* Exercise brief
Each line of the records below that holds "this" should be copied out.

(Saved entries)
- Opening Delimiter -

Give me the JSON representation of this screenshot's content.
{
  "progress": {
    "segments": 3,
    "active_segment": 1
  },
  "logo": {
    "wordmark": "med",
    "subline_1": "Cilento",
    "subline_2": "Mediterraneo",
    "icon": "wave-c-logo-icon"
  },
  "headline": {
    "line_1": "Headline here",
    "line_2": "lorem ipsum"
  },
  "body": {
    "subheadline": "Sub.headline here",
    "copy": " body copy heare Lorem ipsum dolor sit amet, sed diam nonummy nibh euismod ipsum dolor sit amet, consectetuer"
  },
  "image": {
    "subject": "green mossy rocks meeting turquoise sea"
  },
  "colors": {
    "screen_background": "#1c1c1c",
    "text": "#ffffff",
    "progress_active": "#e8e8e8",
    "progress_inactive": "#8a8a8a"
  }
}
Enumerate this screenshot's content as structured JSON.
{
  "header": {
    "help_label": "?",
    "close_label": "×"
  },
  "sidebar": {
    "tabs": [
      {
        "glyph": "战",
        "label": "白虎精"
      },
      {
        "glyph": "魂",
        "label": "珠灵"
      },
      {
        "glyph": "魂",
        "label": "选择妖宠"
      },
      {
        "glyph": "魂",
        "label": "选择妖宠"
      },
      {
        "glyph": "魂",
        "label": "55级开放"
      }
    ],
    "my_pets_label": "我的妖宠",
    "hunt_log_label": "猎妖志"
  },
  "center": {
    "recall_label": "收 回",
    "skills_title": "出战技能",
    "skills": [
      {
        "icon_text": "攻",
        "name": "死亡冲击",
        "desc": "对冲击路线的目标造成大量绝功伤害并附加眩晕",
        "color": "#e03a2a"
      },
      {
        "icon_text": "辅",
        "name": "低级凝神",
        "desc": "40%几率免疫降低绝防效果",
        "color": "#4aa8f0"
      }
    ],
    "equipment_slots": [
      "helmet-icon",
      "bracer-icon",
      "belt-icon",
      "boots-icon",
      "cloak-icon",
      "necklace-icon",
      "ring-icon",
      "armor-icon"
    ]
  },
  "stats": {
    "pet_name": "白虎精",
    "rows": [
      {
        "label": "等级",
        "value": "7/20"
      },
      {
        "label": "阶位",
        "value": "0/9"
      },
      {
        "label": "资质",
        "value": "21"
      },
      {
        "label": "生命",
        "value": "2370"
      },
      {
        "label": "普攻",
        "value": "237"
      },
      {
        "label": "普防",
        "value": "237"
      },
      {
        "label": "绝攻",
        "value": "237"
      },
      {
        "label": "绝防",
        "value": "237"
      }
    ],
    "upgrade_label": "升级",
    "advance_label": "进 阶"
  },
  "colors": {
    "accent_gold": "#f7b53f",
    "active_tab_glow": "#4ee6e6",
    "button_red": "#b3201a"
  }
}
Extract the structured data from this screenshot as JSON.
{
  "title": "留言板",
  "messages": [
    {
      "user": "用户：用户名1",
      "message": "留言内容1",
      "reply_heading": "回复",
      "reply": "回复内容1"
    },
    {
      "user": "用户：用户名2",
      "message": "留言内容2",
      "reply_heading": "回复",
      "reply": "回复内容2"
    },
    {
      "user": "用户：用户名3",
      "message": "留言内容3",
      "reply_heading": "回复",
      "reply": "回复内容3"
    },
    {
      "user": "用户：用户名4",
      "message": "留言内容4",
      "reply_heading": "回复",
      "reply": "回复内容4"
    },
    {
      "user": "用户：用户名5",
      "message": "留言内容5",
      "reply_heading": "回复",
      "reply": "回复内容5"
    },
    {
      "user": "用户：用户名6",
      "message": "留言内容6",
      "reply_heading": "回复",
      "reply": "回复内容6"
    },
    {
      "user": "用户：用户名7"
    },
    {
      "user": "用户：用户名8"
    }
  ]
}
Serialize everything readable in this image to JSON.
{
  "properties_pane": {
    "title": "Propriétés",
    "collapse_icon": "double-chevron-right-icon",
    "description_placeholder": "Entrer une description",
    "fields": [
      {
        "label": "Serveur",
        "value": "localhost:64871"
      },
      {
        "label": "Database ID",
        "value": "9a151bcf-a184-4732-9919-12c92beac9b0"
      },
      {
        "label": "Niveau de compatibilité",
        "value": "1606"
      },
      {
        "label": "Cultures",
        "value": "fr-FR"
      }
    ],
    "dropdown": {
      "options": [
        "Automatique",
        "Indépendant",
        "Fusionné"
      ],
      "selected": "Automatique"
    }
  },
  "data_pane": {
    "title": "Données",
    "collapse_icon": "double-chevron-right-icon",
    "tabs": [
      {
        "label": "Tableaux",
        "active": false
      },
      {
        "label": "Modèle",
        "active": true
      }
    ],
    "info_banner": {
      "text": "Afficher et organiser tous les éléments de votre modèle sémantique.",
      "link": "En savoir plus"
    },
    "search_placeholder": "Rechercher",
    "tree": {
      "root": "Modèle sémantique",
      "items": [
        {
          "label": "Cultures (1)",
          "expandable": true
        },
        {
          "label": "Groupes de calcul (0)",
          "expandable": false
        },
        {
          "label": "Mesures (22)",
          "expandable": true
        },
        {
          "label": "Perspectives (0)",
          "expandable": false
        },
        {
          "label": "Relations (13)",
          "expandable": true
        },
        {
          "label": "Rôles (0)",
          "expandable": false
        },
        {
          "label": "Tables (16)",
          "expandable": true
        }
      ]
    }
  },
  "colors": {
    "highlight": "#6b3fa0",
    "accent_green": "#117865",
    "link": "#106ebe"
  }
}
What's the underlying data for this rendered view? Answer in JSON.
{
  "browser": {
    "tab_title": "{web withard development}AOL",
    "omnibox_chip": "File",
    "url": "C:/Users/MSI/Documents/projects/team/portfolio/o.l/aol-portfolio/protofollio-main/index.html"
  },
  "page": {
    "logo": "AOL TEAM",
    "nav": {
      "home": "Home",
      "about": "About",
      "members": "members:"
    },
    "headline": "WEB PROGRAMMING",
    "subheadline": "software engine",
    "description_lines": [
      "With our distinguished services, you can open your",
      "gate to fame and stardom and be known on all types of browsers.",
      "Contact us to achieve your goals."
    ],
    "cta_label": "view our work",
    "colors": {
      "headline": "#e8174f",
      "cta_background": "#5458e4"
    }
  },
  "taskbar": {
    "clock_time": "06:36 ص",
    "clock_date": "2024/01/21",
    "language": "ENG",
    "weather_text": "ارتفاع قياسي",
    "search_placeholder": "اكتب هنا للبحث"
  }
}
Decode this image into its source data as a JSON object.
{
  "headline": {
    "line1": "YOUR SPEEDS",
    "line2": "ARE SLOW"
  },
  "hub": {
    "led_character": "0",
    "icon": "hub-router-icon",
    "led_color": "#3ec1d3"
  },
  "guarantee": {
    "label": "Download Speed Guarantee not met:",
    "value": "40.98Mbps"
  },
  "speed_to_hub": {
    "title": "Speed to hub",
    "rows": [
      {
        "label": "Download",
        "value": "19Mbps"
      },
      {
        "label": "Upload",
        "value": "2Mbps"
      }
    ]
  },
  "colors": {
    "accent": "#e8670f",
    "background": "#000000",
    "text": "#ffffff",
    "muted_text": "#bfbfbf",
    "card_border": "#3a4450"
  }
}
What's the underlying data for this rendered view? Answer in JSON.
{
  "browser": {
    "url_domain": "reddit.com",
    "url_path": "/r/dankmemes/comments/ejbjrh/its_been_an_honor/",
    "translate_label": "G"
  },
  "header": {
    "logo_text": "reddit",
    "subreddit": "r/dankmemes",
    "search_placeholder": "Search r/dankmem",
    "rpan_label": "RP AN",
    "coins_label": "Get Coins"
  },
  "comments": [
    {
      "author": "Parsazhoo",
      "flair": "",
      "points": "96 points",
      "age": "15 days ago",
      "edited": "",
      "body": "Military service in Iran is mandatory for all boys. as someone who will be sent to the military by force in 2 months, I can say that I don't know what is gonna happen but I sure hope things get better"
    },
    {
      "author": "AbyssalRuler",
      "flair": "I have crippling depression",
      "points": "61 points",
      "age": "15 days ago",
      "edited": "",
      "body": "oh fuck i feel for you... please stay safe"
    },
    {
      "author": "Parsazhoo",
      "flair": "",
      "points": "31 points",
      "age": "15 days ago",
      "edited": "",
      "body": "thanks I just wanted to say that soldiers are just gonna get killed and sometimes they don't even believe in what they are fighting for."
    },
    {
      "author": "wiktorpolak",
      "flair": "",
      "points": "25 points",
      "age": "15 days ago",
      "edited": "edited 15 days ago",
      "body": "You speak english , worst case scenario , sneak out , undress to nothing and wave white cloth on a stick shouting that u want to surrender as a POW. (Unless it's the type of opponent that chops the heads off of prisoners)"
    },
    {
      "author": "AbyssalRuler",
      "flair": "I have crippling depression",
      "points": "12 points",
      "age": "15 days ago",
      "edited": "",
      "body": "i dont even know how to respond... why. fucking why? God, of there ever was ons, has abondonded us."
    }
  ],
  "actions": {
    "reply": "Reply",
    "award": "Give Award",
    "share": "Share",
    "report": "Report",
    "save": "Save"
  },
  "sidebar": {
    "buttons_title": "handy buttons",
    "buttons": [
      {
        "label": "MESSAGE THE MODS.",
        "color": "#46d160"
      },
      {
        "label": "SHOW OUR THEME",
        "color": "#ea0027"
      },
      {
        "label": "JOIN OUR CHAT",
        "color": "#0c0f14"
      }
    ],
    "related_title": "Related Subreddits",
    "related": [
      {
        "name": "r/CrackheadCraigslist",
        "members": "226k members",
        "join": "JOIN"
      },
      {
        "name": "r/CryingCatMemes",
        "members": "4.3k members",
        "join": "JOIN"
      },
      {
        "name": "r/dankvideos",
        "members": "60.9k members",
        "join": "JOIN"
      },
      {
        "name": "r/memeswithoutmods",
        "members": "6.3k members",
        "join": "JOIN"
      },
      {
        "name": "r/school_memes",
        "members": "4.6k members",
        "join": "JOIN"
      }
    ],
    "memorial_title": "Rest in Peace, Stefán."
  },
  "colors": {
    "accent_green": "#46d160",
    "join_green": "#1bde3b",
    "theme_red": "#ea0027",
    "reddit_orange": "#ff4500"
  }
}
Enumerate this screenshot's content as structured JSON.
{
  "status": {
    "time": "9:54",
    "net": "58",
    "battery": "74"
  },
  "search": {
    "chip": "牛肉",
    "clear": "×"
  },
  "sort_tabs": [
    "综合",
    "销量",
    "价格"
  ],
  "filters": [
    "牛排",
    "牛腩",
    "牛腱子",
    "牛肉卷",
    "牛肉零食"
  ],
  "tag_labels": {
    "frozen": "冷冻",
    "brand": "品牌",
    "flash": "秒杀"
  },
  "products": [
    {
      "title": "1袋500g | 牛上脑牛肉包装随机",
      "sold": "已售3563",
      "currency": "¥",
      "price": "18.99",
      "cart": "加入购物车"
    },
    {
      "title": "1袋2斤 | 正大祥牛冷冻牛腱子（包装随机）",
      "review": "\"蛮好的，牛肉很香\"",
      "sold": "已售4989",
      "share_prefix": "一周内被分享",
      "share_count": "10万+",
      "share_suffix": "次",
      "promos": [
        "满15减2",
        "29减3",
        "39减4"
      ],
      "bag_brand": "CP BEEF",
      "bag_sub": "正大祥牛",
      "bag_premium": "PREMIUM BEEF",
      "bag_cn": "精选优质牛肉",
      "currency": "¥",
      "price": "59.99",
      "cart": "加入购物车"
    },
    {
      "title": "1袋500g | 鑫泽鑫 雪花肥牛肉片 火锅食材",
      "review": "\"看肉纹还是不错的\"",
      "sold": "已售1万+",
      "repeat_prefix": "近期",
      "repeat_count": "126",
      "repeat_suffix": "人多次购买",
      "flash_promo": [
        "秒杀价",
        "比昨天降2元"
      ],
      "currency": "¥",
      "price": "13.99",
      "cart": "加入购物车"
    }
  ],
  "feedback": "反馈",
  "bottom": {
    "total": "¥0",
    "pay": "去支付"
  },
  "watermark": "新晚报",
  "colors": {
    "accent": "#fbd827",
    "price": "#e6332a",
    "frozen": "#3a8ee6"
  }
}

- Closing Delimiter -

* Solution to the problem
Give me the JSON representation of this screenshot's content.
Enumerate this screenshot's content as structured JSON.
Extract the structured data from this screenshot as JSON.
Serialize everything readable in this image to JSON.
What's the underlying data for this rendered view? Answer in JSON.
Decode this image into its source data as a JSON object.
What's the underlying data for this rendered view? Answer in JSON.
Enumerate this screenshot's content as structured JSON.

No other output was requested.